As voting for the leadership approaches, Cooper’s campaign has had mixed fortunes. After a slow start in May she finished almost level with Andy Burnham in nominations from constituency Labour parties, clocking up 109 to his 111 (Jeremy Corbyn secured 152). Early in August she was endorsed by Alan Johnson – who declared she had “the intellect, the experience and the inner steel” needed – and by Jack Straw. Her supporters claim that private polling puts her ahead of Burnham, though critics say this is an attempt to claim the “Stop Corbyn” mantle. A YouGov poll on 11 August put her third.

In response to criticisms that her campaign has been too quiet, a small stream of policy announcements began to dribble out. Cooper wants the minimum wage rise to apply first to care workers; the return of Sure Start centres (which looked after young children); and a freeze on appointing new members of the Lords until the second chamber has been reformed or replaced. She is open-minded about the future of the railways but opposes the return of Clause Four, Labour’s commitment to public ownership of the means of production. She scored a decent hit with a list of “Nine Broken Promises From the First 100 Days of This Conservative Government”, including cuts to tax credits. In line with collective responsibility, however, she abstained rather than voted against the Welfare Reform Bill.

There is talk in the Cooper campaign of a “radical centre” but it remains to be seen if her rather cautious platform can tempt back Corbyn supporters. For instance, when I ask her for her opinion on a universal basic income, an idea fashionable among left-wing economists, she says that “if you have a minimum wage and you have tax credits, then you have effectively a basic income”. But you don’t: UBI is supposed to apply even if you are unemployed.

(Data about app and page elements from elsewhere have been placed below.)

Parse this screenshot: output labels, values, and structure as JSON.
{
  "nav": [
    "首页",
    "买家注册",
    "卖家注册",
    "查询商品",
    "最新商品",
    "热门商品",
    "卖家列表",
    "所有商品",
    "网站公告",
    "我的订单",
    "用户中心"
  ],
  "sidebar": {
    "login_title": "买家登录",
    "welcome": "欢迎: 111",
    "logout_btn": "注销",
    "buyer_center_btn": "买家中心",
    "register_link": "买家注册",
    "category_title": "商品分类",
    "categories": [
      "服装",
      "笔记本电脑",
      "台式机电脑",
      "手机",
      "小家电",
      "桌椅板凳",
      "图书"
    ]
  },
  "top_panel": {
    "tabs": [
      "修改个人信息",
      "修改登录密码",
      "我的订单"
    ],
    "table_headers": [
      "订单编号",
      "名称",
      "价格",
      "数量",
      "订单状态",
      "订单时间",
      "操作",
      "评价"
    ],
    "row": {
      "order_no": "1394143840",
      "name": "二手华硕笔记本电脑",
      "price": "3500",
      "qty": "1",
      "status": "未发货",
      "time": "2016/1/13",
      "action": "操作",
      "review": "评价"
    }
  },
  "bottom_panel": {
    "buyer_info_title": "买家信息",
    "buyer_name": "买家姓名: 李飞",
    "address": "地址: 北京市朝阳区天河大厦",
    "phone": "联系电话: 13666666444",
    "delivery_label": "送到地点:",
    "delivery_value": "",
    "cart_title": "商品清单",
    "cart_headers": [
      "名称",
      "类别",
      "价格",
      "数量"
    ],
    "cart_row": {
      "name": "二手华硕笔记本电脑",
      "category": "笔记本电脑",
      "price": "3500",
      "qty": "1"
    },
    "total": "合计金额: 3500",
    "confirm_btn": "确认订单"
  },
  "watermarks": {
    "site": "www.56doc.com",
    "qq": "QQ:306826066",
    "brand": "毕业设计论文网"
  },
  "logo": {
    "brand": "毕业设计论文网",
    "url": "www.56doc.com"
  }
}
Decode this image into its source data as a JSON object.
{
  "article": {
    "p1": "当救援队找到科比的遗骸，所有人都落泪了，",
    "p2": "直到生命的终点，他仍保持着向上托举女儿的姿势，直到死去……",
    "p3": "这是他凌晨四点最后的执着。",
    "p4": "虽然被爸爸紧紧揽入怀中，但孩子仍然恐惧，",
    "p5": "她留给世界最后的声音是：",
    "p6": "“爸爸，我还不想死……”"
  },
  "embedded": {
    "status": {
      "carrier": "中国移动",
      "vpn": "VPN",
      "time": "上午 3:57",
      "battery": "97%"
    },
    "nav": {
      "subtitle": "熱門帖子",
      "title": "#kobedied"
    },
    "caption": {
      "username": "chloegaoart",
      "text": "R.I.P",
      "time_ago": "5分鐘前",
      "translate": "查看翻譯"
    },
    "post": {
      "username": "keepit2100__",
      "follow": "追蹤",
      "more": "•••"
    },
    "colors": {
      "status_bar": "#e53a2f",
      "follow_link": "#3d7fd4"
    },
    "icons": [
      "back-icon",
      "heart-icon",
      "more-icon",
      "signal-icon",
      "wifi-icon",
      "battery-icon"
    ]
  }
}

If you believe the polls, Jeremy Corbyn’s lead now looks unassailable. But there is still a small chance for Cooper, as the vagaries of the leadership vote – in which candidates are eliminated in rounds and their support redistributed to their remaining rivals – mean that second preferences are vital.

Among those who will be voting Corbyn first, it is hard to predict whom they will put second. Many I’ve spoken to do not believe their candidate can win in 2020 – but they don’t believe any of the others can, either. “They might create an effective opposition if they can be shown to believe in something,” is a typical sentiment. I put this to Cooper. No one would deny that her career shows she is clever and hard-working: but discipline can feel cautious, even boring. Is there an unavoidable difference between an effective leader and an interesting leader?

“Yes,” she says simply. “And it’s also the difference between being in journalism and being in politics. The great thing I used to enjoy about being a journalist was the irreverence . . . The downside was that you could feel very strongly about something but not actually be able to deliver it or to change it. Whereas in politics there’s a lot of earnestness. Some of that’s inevitable because you’re trying to change important things and, you know, leadership is serious.”

For Cooper, getting the chance to change policy is worth a life of rictus self-control at the despatch box, in media appearances – and even at the checkout. “You can’t lose your temper . . . if someone pushes in front of you in the queue,” she observes of the downsides to life as a politician. “That’s the responsibility.” And so, the question is: does the party want discipline – or dazzle?

Helen Lewis is deputy editor of the New Statesman. She has presented BBC Radio 4’s Week in Westminster and is a regular panellist on BBC1’s Sunday Politics.

This article first appeared in the 13 August 2015 issue of the New Statesman, The Battle for Calais